  25. Using a HashMap to store a collection of user names and passwords • The constructor creates the empty map: • As before the type of the collection is given as the interface: Map. • To use the generics mechanism to fix the types used in a Map object, we must provide two types in the angled brackets. • The first type will be the type of the key and the second the type of its associated value. In this case, both are String objects, but in general each may be of any object type.

  26. Map methods - put • To add a user's name and password to this map we use the put method • The put method requires two parameters, the key object and the value object: • The put method treats the first parameter as a key item and the second parameter as its associated value. • The put method overrides the value associated with a key if that key is already present in the map.

  27. Map methods - containsKey • The containsKey method accepts an object and returns true if the object is a key in the map and false otherwise: • There is also a containsValue method to check for the presence of a value in a map. Map methods - get • The get method accepts an object and searches for that object • among the keys of the map. • If it is found, the associated value object is returned. • If it is not found the null value is returned: Map methods - toString • Maps are displayed in the following output: {lauraHaliwell=popcorn,sunaGuven=television, bobbyMann=elephant}

  28. Iterating over the elements of a map In order to scan the items in the map, the keySet method can be used to return the set of keys.
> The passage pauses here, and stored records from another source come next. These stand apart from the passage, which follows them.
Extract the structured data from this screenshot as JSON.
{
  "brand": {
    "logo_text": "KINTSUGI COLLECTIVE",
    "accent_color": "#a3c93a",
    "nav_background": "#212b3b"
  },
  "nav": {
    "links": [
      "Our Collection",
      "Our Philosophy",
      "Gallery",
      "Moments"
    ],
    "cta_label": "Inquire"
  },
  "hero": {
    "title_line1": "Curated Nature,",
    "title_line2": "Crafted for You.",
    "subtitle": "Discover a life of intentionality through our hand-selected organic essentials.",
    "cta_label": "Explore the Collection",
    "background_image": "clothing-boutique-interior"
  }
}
The set of keys can then be processed in the ways discussed previously for sets.

  29. Map methods - remove • The remove method accepts a key value and, if the key is present in the map, both the key and value pair are removed: • Displaying the map now shows the user’s ID and password have been removed: {sunaGuven=television, bobbyMann=elephant } • The remove method returns the value of the object that has been removed, or null if they key was not present. • The map collection also provides size and isEmpty methods that behave in exactly the same way as the size and isEmpty methods for sets and lists.
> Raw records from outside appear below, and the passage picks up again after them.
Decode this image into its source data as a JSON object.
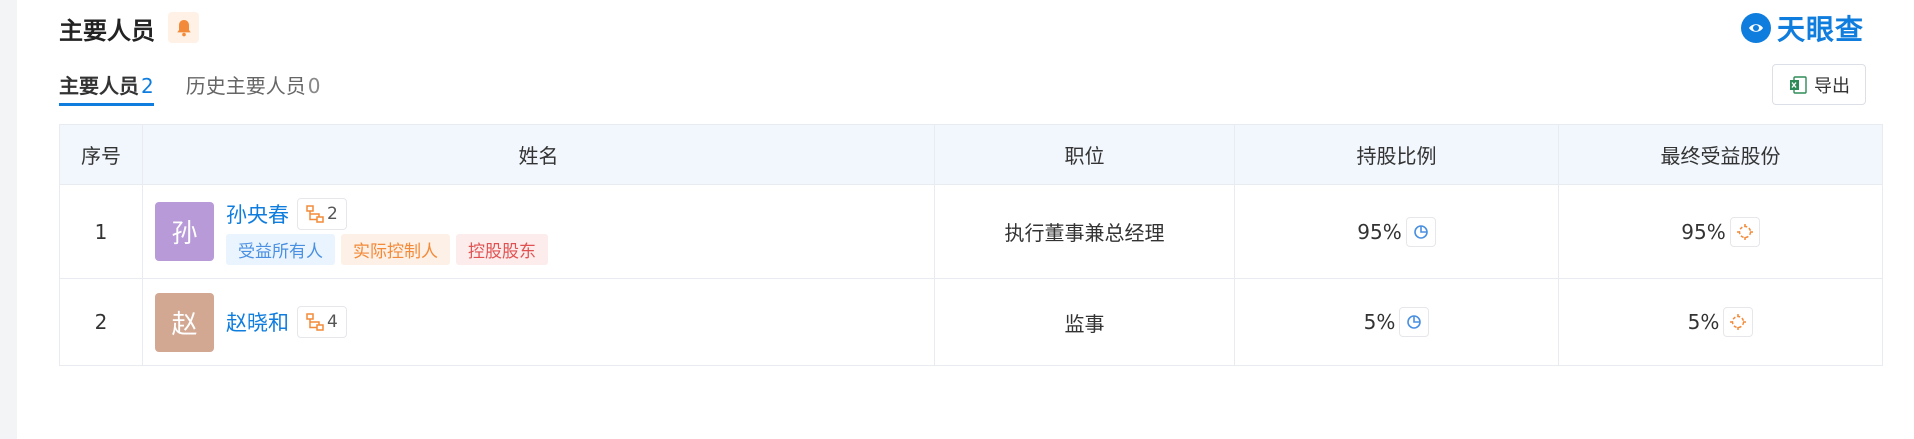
{
  "header": {
    "title": "主要人员",
    "logo_text": "天眼查"
  },
  "tabs": [
    {
      "label": "主要人员",
      "count": "2"
    },
    {
      "label": "历史主要人员",
      "count": "0"
    }
  ],
  "export_label": "导出",
  "table": {
    "columns": [
      "序号",
      "姓名",
      "职位",
      "持股比例",
      "最终受益股份"
    ],
    "rows": [
      {
        "index": "1",
        "avatar_char": "孙",
        "avatar_color": "#b99ad8",
        "name": "孙央春",
        "relation_count": "2",
        "tags": [
          "受益所有人",
          "实际控制人",
          "控股股东"
        ],
        "position": "执行董事兼总经理",
        "shareholding": "95%",
        "beneficial": "95%"
      },
      {
        "index": "2",
        "avatar_char": "赵",
        "avatar_color": "#d3a893",
        "name": "赵晓和",
        "relation_count": "4",
        "tags": [],
        "position": "监事",
        "shareholding": "5%",
        "beneficial": "5%"
      }
    ]
  },
  "colors": {
    "accent": "#0f7dde",
    "orange": "#f38a39",
    "header_bg": "#f2f7fd"
  }
}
  30. Using your own classes with Java’s collection classes • Consider an application to store a collection of books that a person may own. • The constructor creates an empty list: • To indicate this list will hold Book objects, the Book type is given in angled brackets. • In general, when storing user-defined objects, such as Book objects, in any of the JCF collections, such objects should have three specific methods defined: • toString • equals • hashCode

  31. Defining a toString method Here is one possible toString method we could provide for our Book class: Defining an equals method • One possible interpretation of two books being equal is simply that their ISBNs are • equal, so the following equals method could be added to the Book class:

  32. The hashCode method • The hashCode method returns an integer value from an object. • This integer value determines where in the HashMap and HashSet collection the given object is stored. • Rather than searching the whole collection for an object, just those with identical hash codes are checked. • Objects that are equal (as determined by the object’s equals method) should produce identical hashCode numbers and, ideally, objects that are not equal should return different hashCode numbers. • We need to define our own hashCode method for the Book class so that objects of this class can be used effectively with the HashSet and HashMap classes.

  33. Defining your own hashCode method • All of Java’s predefined classes (such as String) have a meaningful hashCode method defined. • So one way of defining the hashCode number for an object of your class would be to add together the hashCode numbers generated by all the attributes to determine object equality. • For Book equality we checked the ISBN only. • This ISBN is a String, so all we need to do is to return the hashCode number of this String: